[Work order] Output each entry that follows exactly. Images stay out.

(Beginning of Materials provided)

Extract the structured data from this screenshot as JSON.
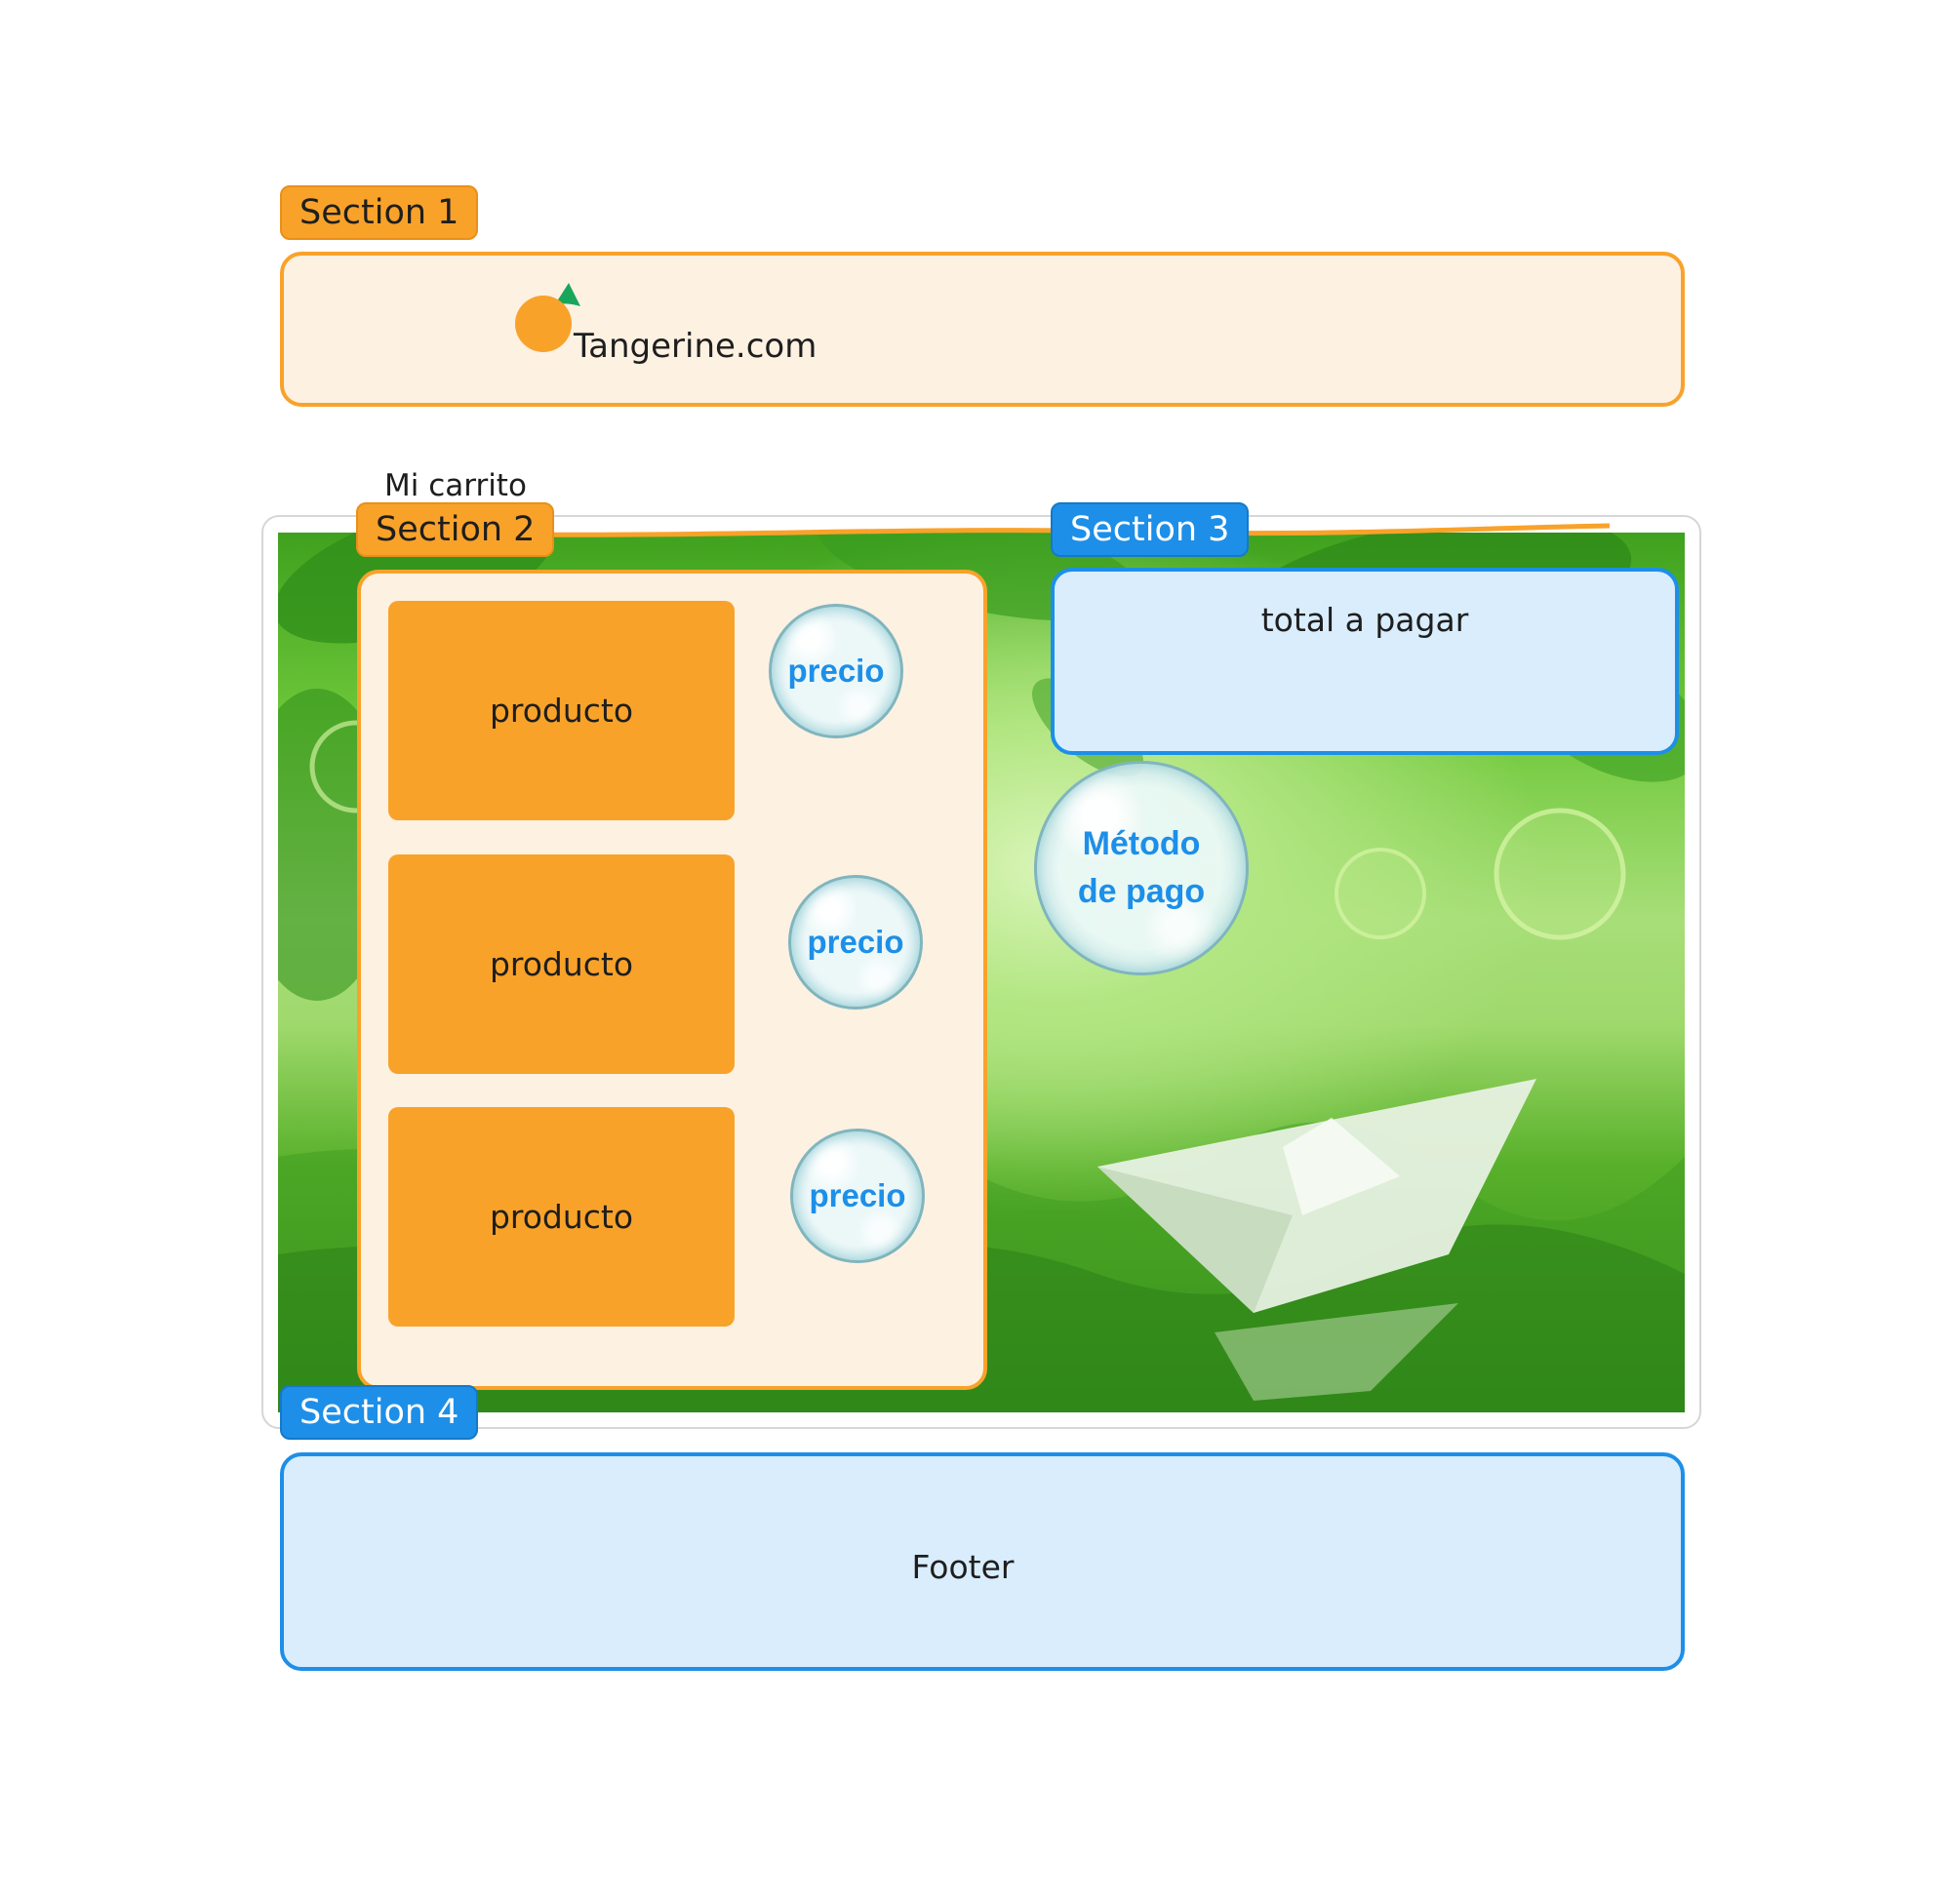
{
  "section1": {
    "tag": "Section 1",
    "logo_text": "Tangerine.com"
  },
  "cart_label": "Mi carrito",
  "section2": {
    "tag": "Section 2",
    "items": [
      {
        "product": "producto",
        "price": "precio"
      },
      {
        "product": "producto",
        "price": "precio"
      },
      {
        "product": "producto",
        "price": "precio"
      }
    ]
  },
  "section3": {
    "tag": "Section 3",
    "total_label": "total a pagar",
    "payment_line1": "Método",
    "payment_line2": "de pago"
  },
  "section4": {
    "tag": "Section 4",
    "footer_label": "Footer"
  },
  "colors": {
    "orange": "#f9a22a",
    "orange_fill": "#fdf1e2",
    "blue": "#1d8fe8",
    "blue_fill": "#d9edfc",
    "leaf_green": "#19a65a"
  }
}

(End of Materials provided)

[Response to the exercise]
Extract the structured data from this screenshot as JSON.
{
  "section1": {
    "tag": "Section 1",
    "logo_text": "Tangerine.com"
  },
  "cart_label": "Mi carrito",
  "section2": {
    "tag": "Section 2",
    "items": [
      {
        "product": "producto",
        "price": "precio"
      },
      {
        "product": "producto",
        "price": "precio"
      },
      {
        "product": "producto",
        "price": "precio"
      }
    ]
  },
  "section3": {
    "tag": "Section 3",
    "total_label": "total a pagar",
    "payment_line1": "Método",
    "payment_line2": "de pago"
  },
  "section4": {
    "tag": "Section 4",
    "footer_label": "Footer"
  },
  "colors": {
    "orange": "#f9a22a",
    "orange_fill": "#fdf1e2",
    "blue": "#1d8fe8",
    "blue_fill": "#d9edfc",
    "leaf_green": "#19a65a"
  }
}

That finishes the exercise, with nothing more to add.